══ DATA SECTION

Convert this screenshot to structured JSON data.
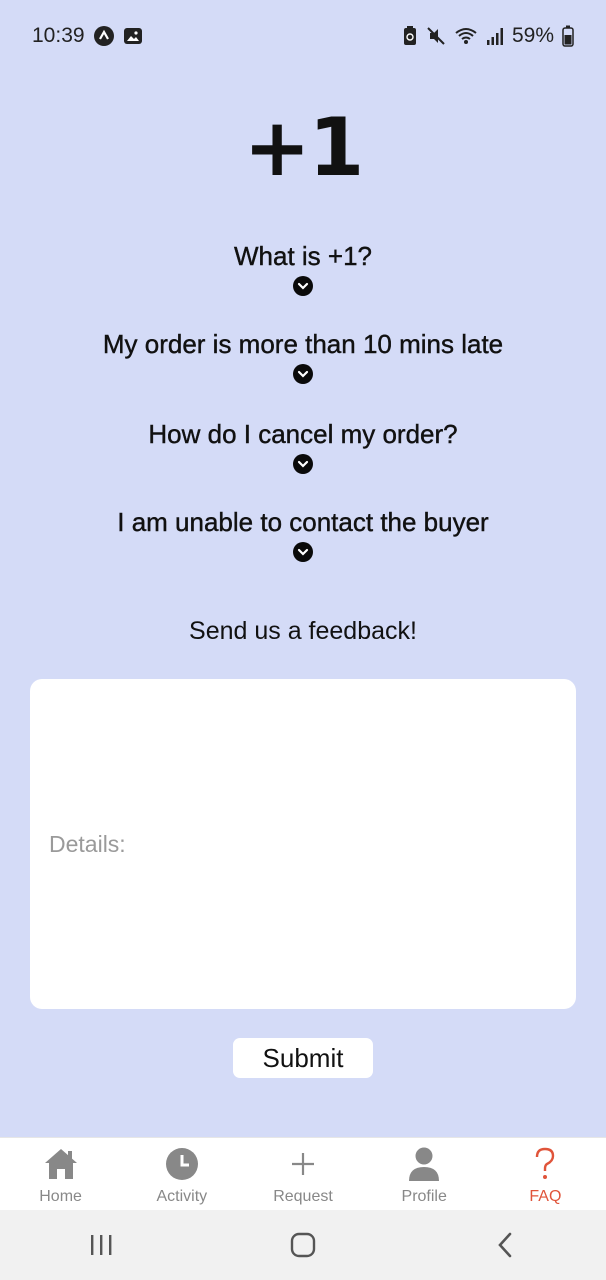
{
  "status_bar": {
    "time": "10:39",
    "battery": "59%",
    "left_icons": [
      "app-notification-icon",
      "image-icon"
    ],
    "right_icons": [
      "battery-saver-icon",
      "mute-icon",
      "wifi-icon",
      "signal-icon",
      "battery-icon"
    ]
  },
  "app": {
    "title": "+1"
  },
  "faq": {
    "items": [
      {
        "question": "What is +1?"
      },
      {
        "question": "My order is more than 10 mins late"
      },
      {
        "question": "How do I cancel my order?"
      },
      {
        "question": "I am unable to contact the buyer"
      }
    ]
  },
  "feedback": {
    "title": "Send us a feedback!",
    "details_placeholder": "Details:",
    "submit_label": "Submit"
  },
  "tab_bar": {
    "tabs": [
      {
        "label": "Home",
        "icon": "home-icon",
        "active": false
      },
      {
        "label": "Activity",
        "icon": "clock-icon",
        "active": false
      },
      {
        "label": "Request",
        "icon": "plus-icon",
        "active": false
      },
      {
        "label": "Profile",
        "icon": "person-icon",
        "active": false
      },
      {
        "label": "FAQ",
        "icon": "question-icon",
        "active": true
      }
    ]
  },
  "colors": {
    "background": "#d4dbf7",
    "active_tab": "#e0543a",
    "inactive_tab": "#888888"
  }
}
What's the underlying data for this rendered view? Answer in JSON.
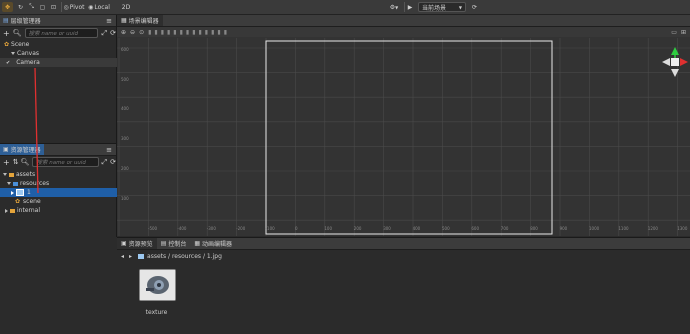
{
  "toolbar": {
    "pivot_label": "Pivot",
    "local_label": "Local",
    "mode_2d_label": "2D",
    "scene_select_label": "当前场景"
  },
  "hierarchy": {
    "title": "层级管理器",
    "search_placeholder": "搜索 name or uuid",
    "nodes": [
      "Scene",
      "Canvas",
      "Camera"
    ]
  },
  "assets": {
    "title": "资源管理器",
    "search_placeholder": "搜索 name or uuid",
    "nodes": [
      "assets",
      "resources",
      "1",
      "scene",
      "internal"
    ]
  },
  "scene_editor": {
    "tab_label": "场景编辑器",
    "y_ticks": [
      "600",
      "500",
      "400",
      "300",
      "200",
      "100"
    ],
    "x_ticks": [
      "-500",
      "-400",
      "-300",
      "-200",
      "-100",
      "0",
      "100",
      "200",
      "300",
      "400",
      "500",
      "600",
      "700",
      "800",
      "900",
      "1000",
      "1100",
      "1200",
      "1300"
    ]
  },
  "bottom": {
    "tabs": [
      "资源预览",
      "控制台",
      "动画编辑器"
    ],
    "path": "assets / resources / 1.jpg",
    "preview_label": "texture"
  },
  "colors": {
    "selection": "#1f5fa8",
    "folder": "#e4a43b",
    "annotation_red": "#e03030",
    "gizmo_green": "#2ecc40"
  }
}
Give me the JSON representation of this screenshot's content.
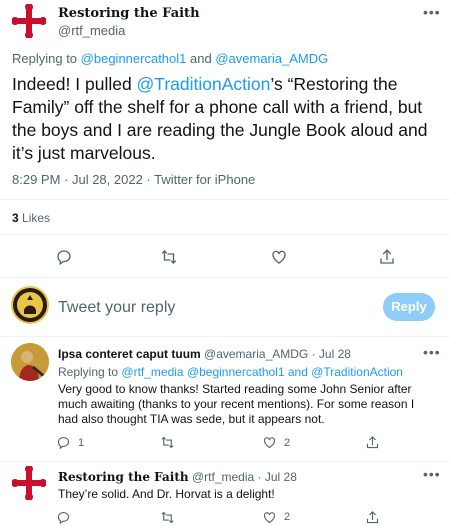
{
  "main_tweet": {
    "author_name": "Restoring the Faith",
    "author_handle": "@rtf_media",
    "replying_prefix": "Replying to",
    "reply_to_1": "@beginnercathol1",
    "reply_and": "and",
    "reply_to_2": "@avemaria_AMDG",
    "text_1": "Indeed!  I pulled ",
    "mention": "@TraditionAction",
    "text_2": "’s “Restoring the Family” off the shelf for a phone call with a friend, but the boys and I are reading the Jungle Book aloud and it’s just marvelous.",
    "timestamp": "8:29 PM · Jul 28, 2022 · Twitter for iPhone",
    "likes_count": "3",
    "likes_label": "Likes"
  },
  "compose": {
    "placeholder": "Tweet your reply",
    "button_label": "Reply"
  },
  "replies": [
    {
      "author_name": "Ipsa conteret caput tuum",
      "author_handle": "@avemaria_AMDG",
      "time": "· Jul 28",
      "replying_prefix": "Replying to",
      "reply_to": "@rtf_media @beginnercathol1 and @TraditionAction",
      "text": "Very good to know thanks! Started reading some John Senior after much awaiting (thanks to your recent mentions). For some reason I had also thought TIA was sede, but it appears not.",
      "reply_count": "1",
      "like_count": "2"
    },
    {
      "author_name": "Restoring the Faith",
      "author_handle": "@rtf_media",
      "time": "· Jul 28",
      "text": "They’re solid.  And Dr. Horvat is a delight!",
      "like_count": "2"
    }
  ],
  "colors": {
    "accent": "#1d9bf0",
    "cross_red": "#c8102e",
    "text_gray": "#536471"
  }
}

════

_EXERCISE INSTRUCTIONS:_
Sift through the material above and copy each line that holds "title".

_WRITTEN SOLUTION:_
    "title": "+1"
    "title": "Send us a feedback!",
    "title": "层级管理器",
    "title": "资源管理器",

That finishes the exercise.